Appendix B:

Model and Chassis Numbering Systems
Model and chassis numbering systems, all types explained.

Appendix C:

Model List, 1899-1972
Table of 260 model types from 1899 to 1972; chassis numbers - dates of production - engines - engine layout - final drive - detailed notes.

Appendix D: 

Engine List, 1899-1972
Table of 85 engine types from 1899-1972 - fuel type - number of cylinders - format - bore & stroke - swept volume - models fitted - notes.

Please note the following corrections to the Engine List information printed in Appendix D of the book:
EN216  -  Should be 3.39 litres, not 3.89.
EN218  -  Should be O4 not P4.
EN219  -  Should be O4 not P4.

Appendix E: 

Chassis Output, Staff and Workforce Graphs
Two graphs; staff numbers - chassis output






"What an excellent book it turned out to be, clean, well printed and laid out."
Jeremy Bacon, Editor, SAHB Quarterly No.34, Oct/Nov 2002 (Society of Automotive Historians in Britain]

“…a superb history of the company which includes chapters on both the wartime and post-war military vehicles.”
[Classic Military Vehicle, September 2001]

"This great new book chronicles practically all models, including the various MVs... built notably during two world wars.

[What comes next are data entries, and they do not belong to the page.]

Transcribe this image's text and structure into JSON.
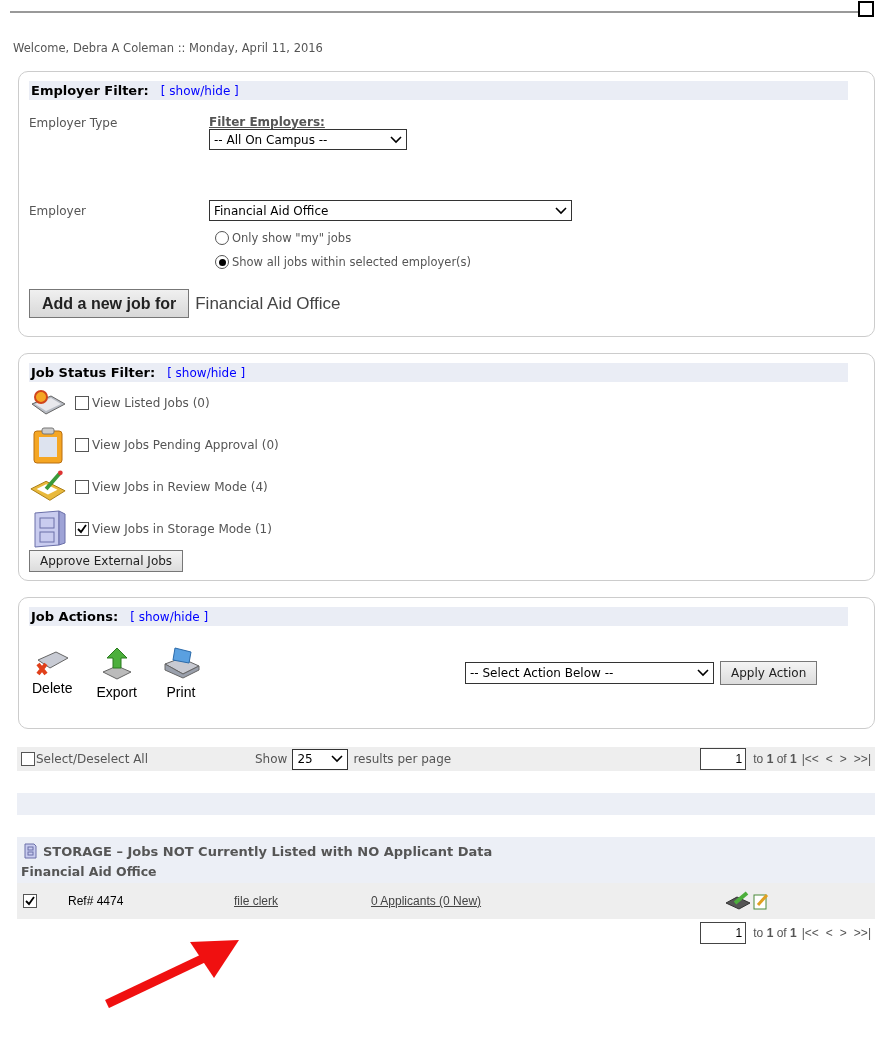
{
  "welcome": "Welcome, Debra A Coleman :: Monday, April 11, 2016",
  "employer_filter": {
    "title": "Employer Filter:",
    "toggle": "[ show/hide ]",
    "type_label": "Employer Type",
    "filter_label": "Filter Employers:",
    "type_value": "-- All On Campus --",
    "employer_label": "Employer",
    "employer_value": "Financial Aid Office",
    "radios": [
      {
        "label": "Only show \"my\" jobs",
        "selected": false
      },
      {
        "label": "Show all jobs within selected employer(s)",
        "selected": true
      }
    ],
    "add_button": "Add a new job for",
    "add_target": "Financial Aid Office"
  },
  "job_status_filter": {
    "title": "Job Status Filter:",
    "toggle": "[ show/hide ]",
    "items": [
      {
        "kind": "listed",
        "label": "View Listed Jobs (0)",
        "checked": false
      },
      {
        "kind": "pending",
        "label": "View Jobs Pending Approval (0)",
        "checked": false
      },
      {
        "kind": "review",
        "label": "View Jobs in Review Mode (4)",
        "checked": false
      },
      {
        "kind": "storage",
        "label": "View Jobs in Storage Mode (1)",
        "checked": true
      }
    ],
    "approve_button": "Approve External Jobs"
  },
  "job_actions": {
    "title": "Job Actions:",
    "toggle": "[ show/hide ]",
    "actions": [
      {
        "kind": "delete",
        "label": "Delete"
      },
      {
        "kind": "export",
        "label": "Export"
      },
      {
        "kind": "print",
        "label": "Print"
      }
    ],
    "select_value": "-- Select Action Below --",
    "apply_button": "Apply Action"
  },
  "list_bar": {
    "select_all_label": "Select/Deselect All",
    "select_all_checked": false,
    "show_label": "Show",
    "per_page_value": "25",
    "per_page_suffix": "results per page",
    "pager": {
      "page": "1",
      "summary": "to **1** of **1**",
      "nav": [
        "|<<",
        "<",
        ">",
        ">>|"
      ]
    }
  },
  "storage": {
    "title": "STORAGE – Jobs NOT Currently Listed with NO Applicant Data",
    "employer": "Financial Aid Office",
    "rows": [
      {
        "checked": true,
        "ref": "Ref# 4474",
        "title": "file clerk",
        "applicants": "0 Applicants (0 New)"
      }
    ]
  },
  "bottom_pager": {
    "page": "1",
    "summary": "to **1** of **1**",
    "nav": [
      "|<<",
      "<",
      ">",
      ">>|"
    ]
  }
}
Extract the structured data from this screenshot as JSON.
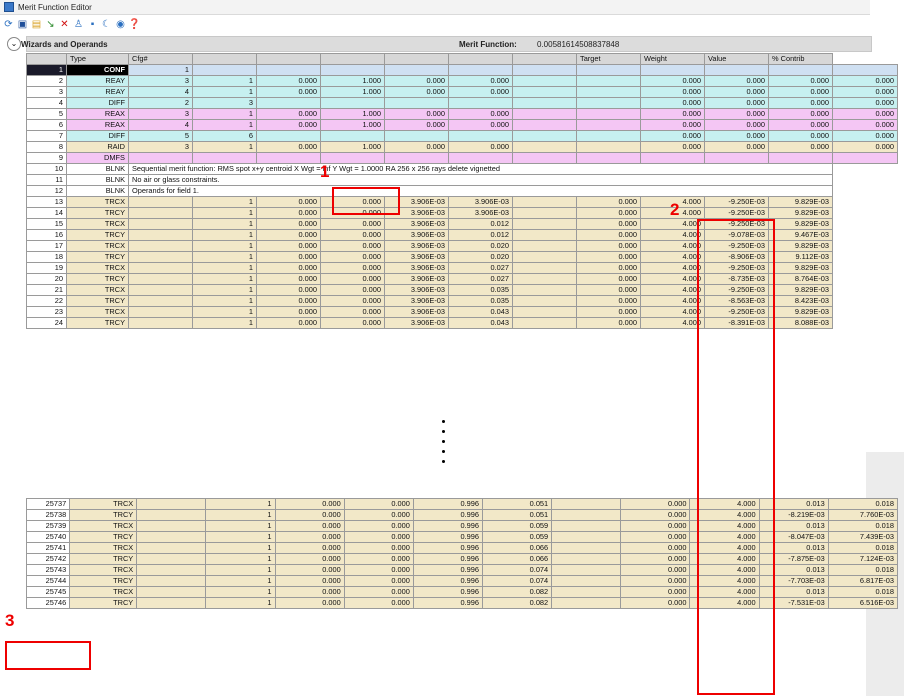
{
  "window": {
    "title": "Merit Function Editor"
  },
  "toolbar": {
    "icons": [
      "refresh-icon",
      "save-icon",
      "open-icon",
      "insert-icon",
      "delete-icon",
      "wizard-icon",
      "operand-icon",
      "sync-icon",
      "eye-icon",
      "help-icon"
    ]
  },
  "panel": {
    "label": "Wizards and Operands",
    "merit_label": "Merit Function:",
    "merit_value": "0.00581614508837848"
  },
  "columns": [
    "",
    "Type",
    "Cfg#",
    "",
    "",
    "",
    "",
    "",
    "",
    "Target",
    "Weight",
    "Value",
    "% Contrib"
  ],
  "top_rows": [
    {
      "n": "1",
      "type": "CONF",
      "style": "conf",
      "c": [
        "1",
        "",
        "",
        "",
        "",
        "",
        "",
        ""
      ],
      "t": "",
      "w": "",
      "v": "",
      "p": ""
    },
    {
      "n": "2",
      "type": "REAY",
      "style": "cyan",
      "c": [
        "3",
        "1",
        "0.000",
        "1.000",
        "0.000",
        "0.000",
        "",
        ""
      ],
      "t": "0.000",
      "w": "0.000",
      "v": "0.000",
      "p": "0.000"
    },
    {
      "n": "3",
      "type": "REAY",
      "style": "cyan",
      "c": [
        "4",
        "1",
        "0.000",
        "1.000",
        "0.000",
        "0.000",
        "",
        ""
      ],
      "t": "0.000",
      "w": "0.000",
      "v": "0.000",
      "p": "0.000"
    },
    {
      "n": "4",
      "type": "DIFF",
      "style": "cyan",
      "c": [
        "2",
        "3",
        "",
        "",
        "",
        "",
        "",
        ""
      ],
      "t": "0.000",
      "w": "0.000",
      "v": "0.000",
      "p": "0.000"
    },
    {
      "n": "5",
      "type": "REAX",
      "style": "mag",
      "c": [
        "3",
        "1",
        "0.000",
        "1.000",
        "0.000",
        "0.000",
        "",
        ""
      ],
      "t": "0.000",
      "w": "0.000",
      "v": "0.000",
      "p": "0.000"
    },
    {
      "n": "6",
      "type": "REAX",
      "style": "mag",
      "c": [
        "4",
        "1",
        "0.000",
        "1.000",
        "0.000",
        "0.000",
        "",
        ""
      ],
      "t": "0.000",
      "w": "0.000",
      "v": "0.000",
      "p": "0.000"
    },
    {
      "n": "7",
      "type": "DIFF",
      "style": "cyan",
      "c": [
        "5",
        "6",
        "",
        "",
        "",
        "",
        "",
        ""
      ],
      "t": "0.000",
      "w": "0.000",
      "v": "0.000",
      "p": "0.000"
    },
    {
      "n": "8",
      "type": "RAID",
      "style": "beige",
      "c": [
        "3",
        "1",
        "0.000",
        "1.000",
        "0.000",
        "0.000",
        "",
        ""
      ],
      "t": "0.000",
      "w": "0.000",
      "v": "0.000",
      "p": "0.000"
    },
    {
      "n": "9",
      "type": "DMFS",
      "style": "mag",
      "c": [
        "",
        "",
        "",
        "",
        "",
        "",
        "",
        ""
      ],
      "t": "",
      "w": "",
      "v": "",
      "p": ""
    }
  ],
  "blnk_rows": [
    {
      "n": "10",
      "type": "BLNK",
      "text": "Sequential merit function: RMS spot x+y centroid X Wgt = inf Y Wgt = 1.0000 RA 256 x 256 rays delete vignetted"
    },
    {
      "n": "11",
      "type": "BLNK",
      "text": "No air or glass constraints."
    },
    {
      "n": "12",
      "type": "BLNK",
      "text": "Operands for field 1."
    }
  ],
  "trc_rows": [
    {
      "n": "13",
      "type": "TRCX",
      "c3": "1",
      "c4": "0.000",
      "c5": "0.000",
      "c6": "3.906E-03",
      "c7": "3.906E-03",
      "t": "0.000",
      "w": "4.000",
      "v": "-9.250E-03",
      "p": "9.829E-03"
    },
    {
      "n": "14",
      "type": "TRCY",
      "c3": "1",
      "c4": "0.000",
      "c5": "0.000",
      "c6": "3.906E-03",
      "c7": "3.906E-03",
      "t": "0.000",
      "w": "4.000",
      "v": "-9.250E-03",
      "p": "9.829E-03"
    },
    {
      "n": "15",
      "type": "TRCX",
      "c3": "1",
      "c4": "0.000",
      "c5": "0.000",
      "c6": "3.906E-03",
      "c7": "0.012",
      "t": "0.000",
      "w": "4.000",
      "v": "-9.250E-03",
      "p": "9.829E-03"
    },
    {
      "n": "16",
      "type": "TRCY",
      "c3": "1",
      "c4": "0.000",
      "c5": "0.000",
      "c6": "3.906E-03",
      "c7": "0.012",
      "t": "0.000",
      "w": "4.000",
      "v": "-9.078E-03",
      "p": "9.467E-03"
    },
    {
      "n": "17",
      "type": "TRCX",
      "c3": "1",
      "c4": "0.000",
      "c5": "0.000",
      "c6": "3.906E-03",
      "c7": "0.020",
      "t": "0.000",
      "w": "4.000",
      "v": "-9.250E-03",
      "p": "9.829E-03"
    },
    {
      "n": "18",
      "type": "TRCY",
      "c3": "1",
      "c4": "0.000",
      "c5": "0.000",
      "c6": "3.906E-03",
      "c7": "0.020",
      "t": "0.000",
      "w": "4.000",
      "v": "-8.906E-03",
      "p": "9.112E-03"
    },
    {
      "n": "19",
      "type": "TRCX",
      "c3": "1",
      "c4": "0.000",
      "c5": "0.000",
      "c6": "3.906E-03",
      "c7": "0.027",
      "t": "0.000",
      "w": "4.000",
      "v": "-9.250E-03",
      "p": "9.829E-03"
    },
    {
      "n": "20",
      "type": "TRCY",
      "c3": "1",
      "c4": "0.000",
      "c5": "0.000",
      "c6": "3.906E-03",
      "c7": "0.027",
      "t": "0.000",
      "w": "4.000",
      "v": "-8.735E-03",
      "p": "8.764E-03"
    },
    {
      "n": "21",
      "type": "TRCX",
      "c3": "1",
      "c4": "0.000",
      "c5": "0.000",
      "c6": "3.906E-03",
      "c7": "0.035",
      "t": "0.000",
      "w": "4.000",
      "v": "-9.250E-03",
      "p": "9.829E-03"
    },
    {
      "n": "22",
      "type": "TRCY",
      "c3": "1",
      "c4": "0.000",
      "c5": "0.000",
      "c6": "3.906E-03",
      "c7": "0.035",
      "t": "0.000",
      "w": "4.000",
      "v": "-8.563E-03",
      "p": "8.423E-03"
    },
    {
      "n": "23",
      "type": "TRCX",
      "c3": "1",
      "c4": "0.000",
      "c5": "0.000",
      "c6": "3.906E-03",
      "c7": "0.043",
      "t": "0.000",
      "w": "4.000",
      "v": "-9.250E-03",
      "p": "9.829E-03"
    },
    {
      "n": "24",
      "type": "TRCY",
      "c3": "1",
      "c4": "0.000",
      "c5": "0.000",
      "c6": "3.906E-03",
      "c7": "0.043",
      "t": "0.000",
      "w": "4.000",
      "v": "-8.391E-03",
      "p": "8.088E-03"
    }
  ],
  "bottom_rows": [
    {
      "n": "25737",
      "type": "TRCX",
      "c3": "1",
      "c4": "0.000",
      "c5": "0.000",
      "c6": "0.996",
      "c7": "0.051",
      "t": "0.000",
      "w": "4.000",
      "v": "0.013",
      "p": "0.018"
    },
    {
      "n": "25738",
      "type": "TRCY",
      "c3": "1",
      "c4": "0.000",
      "c5": "0.000",
      "c6": "0.996",
      "c7": "0.051",
      "t": "0.000",
      "w": "4.000",
      "v": "-8.219E-03",
      "p": "7.760E-03"
    },
    {
      "n": "25739",
      "type": "TRCX",
      "c3": "1",
      "c4": "0.000",
      "c5": "0.000",
      "c6": "0.996",
      "c7": "0.059",
      "t": "0.000",
      "w": "4.000",
      "v": "0.013",
      "p": "0.018"
    },
    {
      "n": "25740",
      "type": "TRCY",
      "c3": "1",
      "c4": "0.000",
      "c5": "0.000",
      "c6": "0.996",
      "c7": "0.059",
      "t": "0.000",
      "w": "4.000",
      "v": "-8.047E-03",
      "p": "7.439E-03"
    },
    {
      "n": "25741",
      "type": "TRCX",
      "c3": "1",
      "c4": "0.000",
      "c5": "0.000",
      "c6": "0.996",
      "c7": "0.066",
      "t": "0.000",
      "w": "4.000",
      "v": "0.013",
      "p": "0.018"
    },
    {
      "n": "25742",
      "type": "TRCY",
      "c3": "1",
      "c4": "0.000",
      "c5": "0.000",
      "c6": "0.996",
      "c7": "0.066",
      "t": "0.000",
      "w": "4.000",
      "v": "-7.875E-03",
      "p": "7.124E-03"
    },
    {
      "n": "25743",
      "type": "TRCX",
      "c3": "1",
      "c4": "0.000",
      "c5": "0.000",
      "c6": "0.996",
      "c7": "0.074",
      "t": "0.000",
      "w": "4.000",
      "v": "0.013",
      "p": "0.018"
    },
    {
      "n": "25744",
      "type": "TRCY",
      "c3": "1",
      "c4": "0.000",
      "c5": "0.000",
      "c6": "0.996",
      "c7": "0.074",
      "t": "0.000",
      "w": "4.000",
      "v": "-7.703E-03",
      "p": "6.817E-03"
    },
    {
      "n": "25745",
      "type": "TRCX",
      "c3": "1",
      "c4": "0.000",
      "c5": "0.000",
      "c6": "0.996",
      "c7": "0.082",
      "t": "0.000",
      "w": "4.000",
      "v": "0.013",
      "p": "0.018"
    },
    {
      "n": "25746",
      "type": "TRCY",
      "c3": "1",
      "c4": "0.000",
      "c5": "0.000",
      "c6": "0.996",
      "c7": "0.082",
      "t": "0.000",
      "w": "4.000",
      "v": "-7.531E-03",
      "p": "6.516E-03"
    }
  ],
  "annotations": {
    "label1": "1",
    "label2": "2",
    "label3": "3"
  }
}
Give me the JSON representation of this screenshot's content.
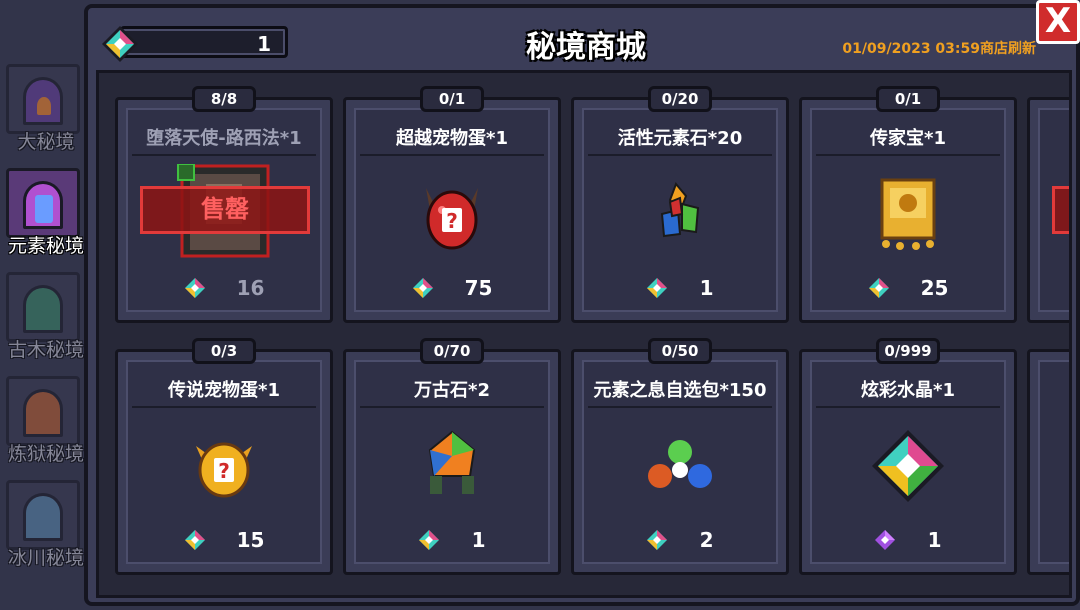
{
  "shop": {
    "title": "秘境商城",
    "currency_value": "1",
    "refresh_text": "01/09/2023 03:59商店刷新",
    "close_label": "X"
  },
  "sidebar": {
    "items": [
      {
        "label": "大秘境",
        "icon": "dungeon-door-icon",
        "color": "#6a3fa0"
      },
      {
        "label": "元素秘境",
        "icon": "element-portal-icon",
        "color": "#b050d0"
      },
      {
        "label": "古木秘境",
        "icon": "ancient-wood-portal-icon",
        "color": "#3a8a6a"
      },
      {
        "label": "炼狱秘境",
        "icon": "inferno-portal-icon",
        "color": "#c06030"
      },
      {
        "label": "冰川秘境",
        "icon": "glacier-portal-icon",
        "color": "#5a8ab0"
      }
    ]
  },
  "items": [
    {
      "stock": "8/8",
      "name": "堕落天使-路西法*1",
      "price": "16",
      "icon": "lucifer-portrait-icon",
      "sold_out": true,
      "sold_label": "售罄"
    },
    {
      "stock": "0/1",
      "name": "超越宠物蛋*1",
      "price": "75",
      "icon": "transcend-pet-egg-icon"
    },
    {
      "stock": "0/20",
      "name": "活性元素石*20",
      "price": "1",
      "icon": "element-stones-icon"
    },
    {
      "stock": "0/1",
      "name": "传家宝*1",
      "price": "25",
      "icon": "heirloom-icon"
    },
    {
      "stock": "0/3",
      "name": "传说宠物蛋*1",
      "price": "15",
      "icon": "legend-pet-egg-icon"
    },
    {
      "stock": "0/70",
      "name": "万古石*2",
      "price": "1",
      "icon": "eternal-stone-icon"
    },
    {
      "stock": "0/50",
      "name": "元素之息自选包*150",
      "price": "2",
      "icon": "element-breath-pack-icon"
    },
    {
      "stock": "0/999",
      "name": "炫彩水晶*1",
      "price": "1",
      "icon": "dazzle-crystal-icon"
    }
  ]
}
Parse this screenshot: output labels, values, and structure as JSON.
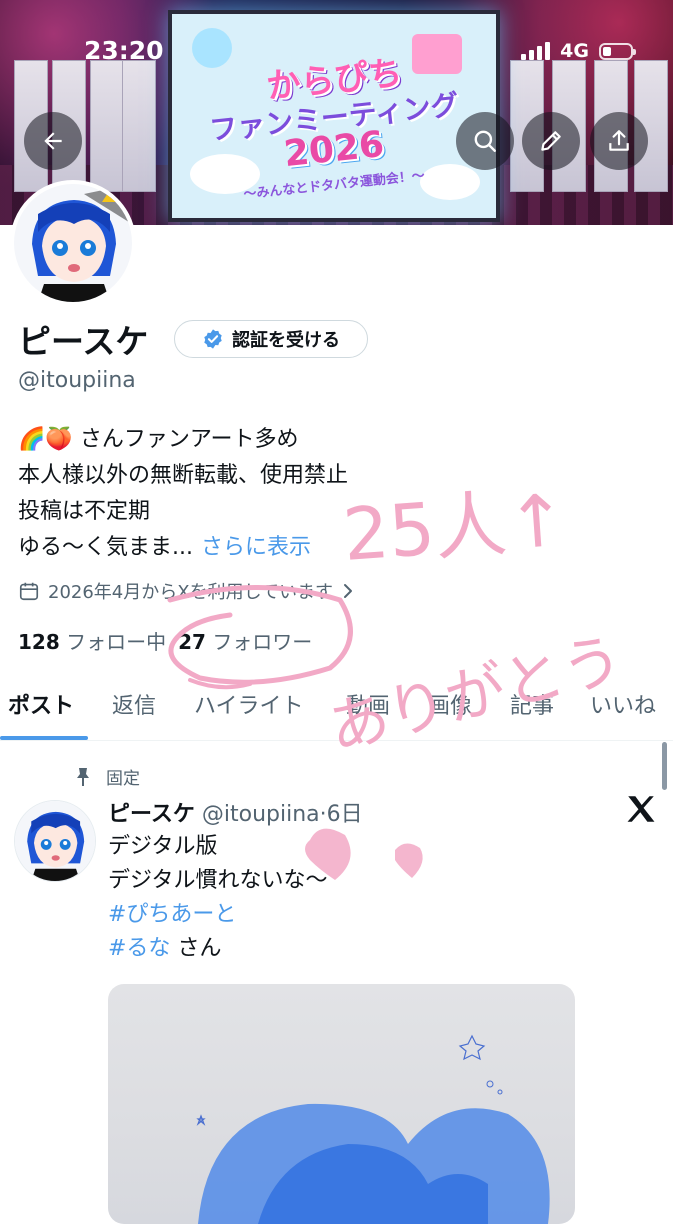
{
  "status_bar": {
    "time": "23:20",
    "network": "4G",
    "battery_level": 0.3
  },
  "banner": {
    "screen_text": {
      "line1": "からぴち",
      "line2": "ファンミーティング",
      "line3": "2026",
      "line4": "～みんなとドタバタ運動会！～"
    }
  },
  "header_buttons": {
    "back": "back-arrow-icon",
    "search": "search-icon",
    "edit": "pencil-icon",
    "share": "share-icon"
  },
  "profile": {
    "display_name": "ピースケ",
    "verify_label": "認証を受ける",
    "handle": "@itoupiina",
    "bio_emoji_1": "🌈",
    "bio_emoji_2": "🍑",
    "bio_line1": "さんファンアート多め",
    "bio_line2": "本人様以外の無断転載、使用禁止",
    "bio_line3": "投稿は不定期",
    "bio_line4": "ゆる～く気まま...",
    "more_label": "さらに表示",
    "joined": "2026年4月からXを利用しています",
    "following_count": "128",
    "following_label": "フォロー中",
    "followers_count": "27",
    "followers_label": "フォロワー"
  },
  "tabs": [
    {
      "label": "ポスト"
    },
    {
      "label": "返信"
    },
    {
      "label": "ハイライト"
    },
    {
      "label": "動画"
    },
    {
      "label": "画像"
    },
    {
      "label": "記事"
    },
    {
      "label": "いいね"
    }
  ],
  "pinned_post": {
    "pinned_label": "固定",
    "author_name": "ピースケ",
    "author_handle": "@itoupiina",
    "time": "6日",
    "line1": "デジタル版",
    "line2": "デジタル慣れないな〜",
    "hashtag1": "#ぴちあーと",
    "hashtag2": "#るな",
    "hashtag2_suffix": "さん"
  },
  "handwriting": {
    "line1": "25人↑",
    "line2": "ありがとう"
  },
  "colors": {
    "accent": "#4a99e9",
    "verified_badge": "#4a99e9",
    "text_primary": "#0f1419",
    "text_secondary": "#536471",
    "handwriting_pink": "#f2a9c6"
  }
}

Superbly illustrated with official and other pictures complemented with tabulated data."
[Bart Vanderveen, Wheels and Tracks no.70, published January 2000]

"This excellent A4 size book will surely be regarded as THE work on Albion vehicles. .... a first rate book about a major force in the UK commercial vehicle industry."
[Gavin Booth, Classic Bus, January 2000]

"This book, not to be confused with other recent Albion books, is one of the best books I have ever seen covering the history and vehicle production of a commercial vehicle manufacturer."
[Mike Sutcliffe from the December 1999 issue of the Leyland Society magazine, Leyland Torque]

"170 pages of pure pleasure for vintage vehicle enthusiasts."
[The Scots Magazine, December 1999]

"... this just has to be the book of the year. ... definitely a book that everyone with an interest in this famous manufacturer should have on their bookshelf, even the casual enthusiast will find much to interest them in this outstanding work."
[Richard Wade, Classic and Vintage Commercials, December 1999]

"This is a remarkable book which must be regarded as the definitive work on the subject, and a superb reference book."
[SW Stevens-Stratten, Vintage Roadscene, November 1999]

"It is thoroughly researched, has an excellent selection of well produced photographs, and is finished in hardback with an eye catching jacket."
Alan Millar, Buses, September 1999]

Funded by South Lanarkshire Leader Programme